Still, 15 teams of eager 12-year-old boys crowded the stadium in full uniform, ready to play ball. This year's Cal Ripken World Series, which kicked off Friday, is the latest nationally televised sports events in Harford County, and the first time the series will be played in its permanent home, a state-of-the-art youth ballpark modeled to scale after Oriole Park at Camden Yards.
"They all achieved to get here," John Maroon, a spokesman for Ripken Baseball said Friday, the opening day of the tournament. "They're the elite 12-year-old baseball teams from around the world."
The competitors include five international teams, eight regional champions, the Maryland State Champion and a Harford County representative from Hickory/Fountain Green.
The series is the pinnacle of a summer's worth of play in the Babe Ruth League Inc. for the 12-and-under division, which was renamed in honor of Cal Ripken in 1999.
For Colten Altmannshofer, a 12-year-old pitcher and left fielder from Canada, the heavy practice schedule - sometimes two each day - was worth the effort.
"This is the first time ever a 12-year-old team from Nanaimo came to the world series," he said.
While Colten has been in Aberdeen this past week preparing for the games, his parents planned to fly in this weekend to watch him play and to enjoy the area.
And as exciting as the competition is, the fans that come to town to watch and spend tourist dollars is another welcome event altogether.
Last year, the tournament had an estimated $2 million economic impact on the county, said Denise Carnaggio, spokeswoman for the county Office of Economic Development. "The hotels and restaurants do well," she said.
"Harford County has really emerged as a sports destination," Carnaggio said. "We've had two nationally televised events back to back: [the Cal Ripken World Series] and the McDonald's LPGA."
Maroon estimates that last year, more than 10,000 people not affiliated with any particular team came to Ripken Stadium to watch one or more of the games, a number that organizers feel will continue to grow.
"People will be curious. The awareness of the event is growing," Maroon said.

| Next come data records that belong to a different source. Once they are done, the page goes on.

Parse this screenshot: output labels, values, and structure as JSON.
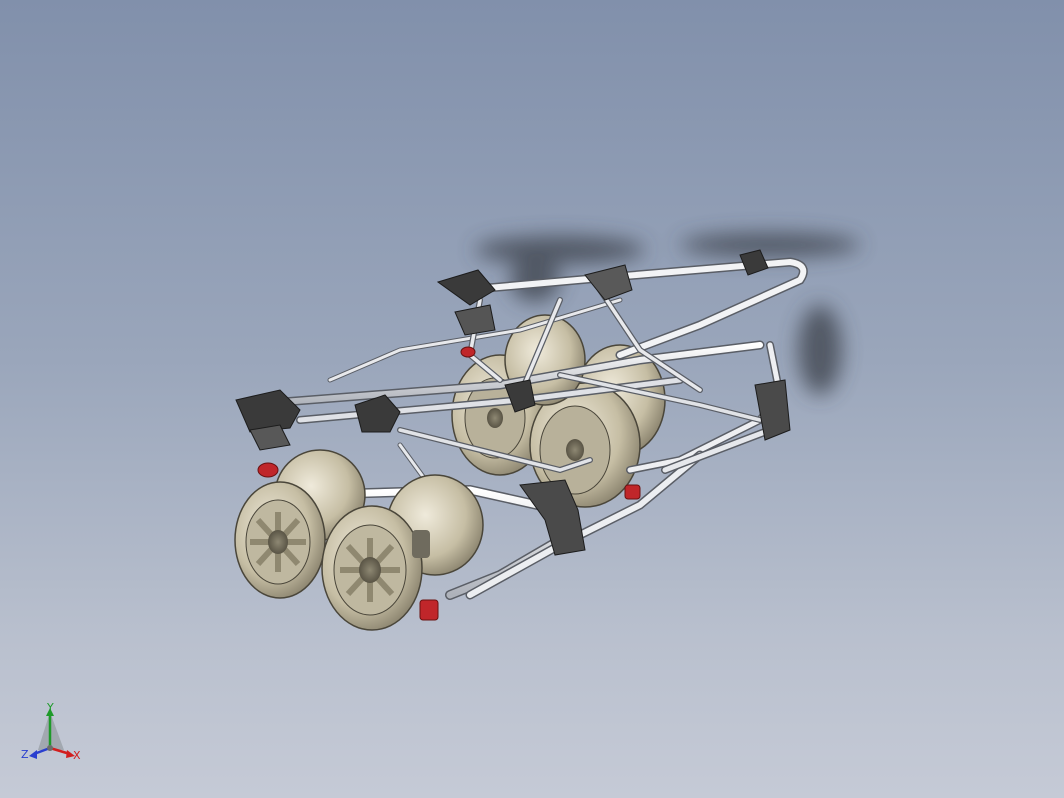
{
  "viewport": {
    "background_top": "#8190ab",
    "background_bottom": "#c5cad6"
  },
  "model": {
    "description_icon": "stroller-frame-3d-model",
    "frame_color": "#e4e6ea",
    "wheel_color": "#c8c2a8",
    "plastic_color": "#3a3a3a",
    "accent_color": "#c0262a"
  },
  "triad": {
    "x_label": "X",
    "y_label": "Y",
    "z_label": "Z",
    "x_color": "#d21e1e",
    "y_color": "#1e9a2a",
    "z_color": "#2a3fcf"
  }
}
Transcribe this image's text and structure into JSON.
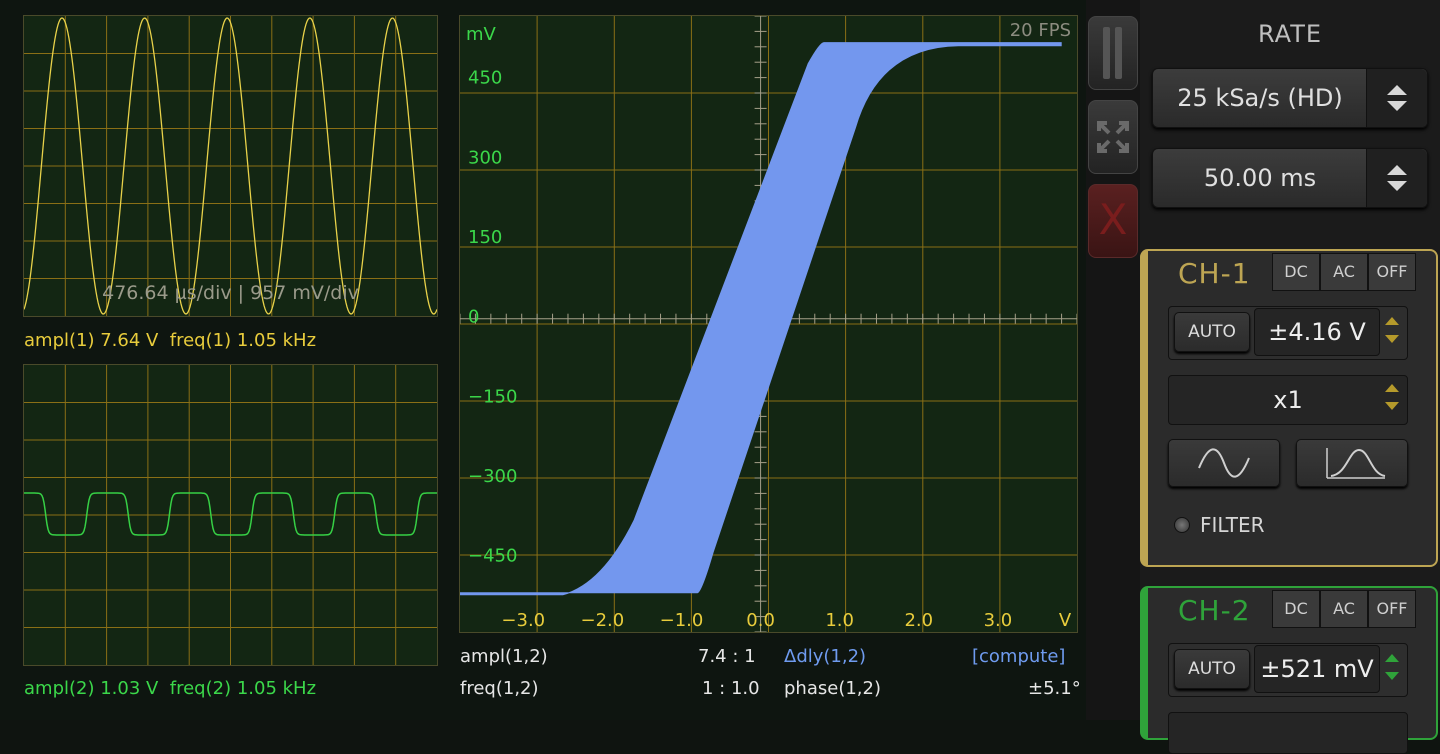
{
  "chart_data": [
    {
      "type": "line",
      "title": "",
      "annotation": "476.64 µs/div | 957 mV/div",
      "series": [
        {
          "name": "CH-1",
          "waveform": "sine",
          "cycles_visible": 5,
          "color": "#e8d24a"
        }
      ],
      "xlim": [
        0,
        10
      ],
      "ylim": [
        -4,
        4
      ],
      "grid": true
    },
    {
      "type": "line",
      "title": "",
      "series": [
        {
          "name": "CH-2",
          "waveform": "rounded-square",
          "cycles_visible": 5,
          "color": "#36d045"
        }
      ],
      "xlim": [
        0,
        10
      ],
      "ylim": [
        -4,
        4
      ],
      "grid": true
    },
    {
      "type": "scatter",
      "title": "",
      "ylabel": "mV",
      "xlabel": "V",
      "x_ticks": [
        "-3.0",
        "-2.0",
        "-1.0",
        "0.0",
        "1.0",
        "2.0",
        "3.0"
      ],
      "y_ticks": [
        "450",
        "300",
        "150",
        "0",
        "-150",
        "-300",
        "-450"
      ],
      "xlim": [
        -3.8,
        4.0
      ],
      "ylim": [
        -590,
        570
      ],
      "series": [
        {
          "name": "XY",
          "shape": "saturation-hysteresis",
          "saturation_mV": [
            -520,
            520
          ],
          "band_left_V": [
            -2.5,
            -0.8
          ],
          "band_right_V": [
            0.8,
            2.5
          ],
          "x_range_V": [
            -3.8,
            3.8
          ],
          "color": "#7397ee"
        }
      ],
      "grid": true
    }
  ],
  "scope": {
    "fps": "20 FPS",
    "ch1_info": "ampl(1) 7.64 V  freq(1) 1.05 kHz",
    "ch2_info": "ampl(2) 1.03 V  freq(2) 1.05 kHz",
    "xy_unit_y": "mV",
    "xy_unit_x": "V",
    "ampl12_label": "ampl(1,2)",
    "ampl12_value": "7.4 : 1",
    "freq12_label": "freq(1,2)",
    "freq12_value": "1 : 1.0",
    "dly_label": "Δdly(1,2)",
    "dly_value": "[compute]",
    "phase_label": "phase(1,2)",
    "phase_value": "±5.1°"
  },
  "sidebar": {
    "close_label": "X"
  },
  "rate": {
    "title": "RATE",
    "sample_rate": "25 kSa/s (HD)",
    "time_window": "50.00 ms"
  },
  "ch1": {
    "title": "CH-1",
    "color": "#bda553",
    "coupling": [
      "DC",
      "AC",
      "OFF"
    ],
    "auto_label": "AUTO",
    "range": "±4.16 V",
    "probe": "x1",
    "filter_label": "FILTER"
  },
  "ch2": {
    "title": "CH-2",
    "color": "#2fa33a",
    "coupling": [
      "DC",
      "AC",
      "OFF"
    ],
    "auto_label": "AUTO",
    "range": "±521 mV"
  }
}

"All the boys are excited," said Julia Call, whose son Brandon plays for the team from Calvert County, the Maryland State Champions. "All the parents are just as excited as the players."
To get to the Ripken World Series, it takes dedication from parents as well as players. Summer vacations are canceled or rescheduled, and weekend tournaments are time consuming.
"The season started in April, and since then it's been nonstop baseball," Call said. "But it's been enjoyable."
Donna Hott, whose son Andrew Gilley plays for Hickory/ Fountain Green, agrees that the experience is worth it.
"It's a once-in-a-lifetime event," Hott said.
Among the opening weekend events was a skills competition with Cal and Billy Ripken, and a picnic.
"He's a good person," said Jerome Kyler, 12, of the Calvert County team after meeting Cal Ripken Jr.
Jerome, who plays shortstop, hit two home runs in the Maryland State Championship game that brought the team to the Ripken World Series.
"I just love playing," he said. "I don't really do anything but play sports, but I have fun anyway."
An intriguing aspect of the Babe Ruth League is the use of host families, volunteers that offer to house the young ball players and serve as surrogate parents before and during the tournament. In addition to driving them to games and practices, host families show the boys life in Maryland.
"Families will take those who they're hosting to show off their town, to sample local foods," Carnaggio said.
Tournament play will culminate in an international championship game and a national championship game. The winners will play in the World Series title game. The team from Mexico has won the title for the past two years and is back this year.
The last three games of the series, Saturday and Aug. 21, will be broadcast live nationwide on Comcast SportsNet and Satellite XM radio.
For Dashawn Torney, 12, from Calvert County, the series is a delicate balance between having a good time and serious competition.
"It's always fun," he said. "Except when we lose."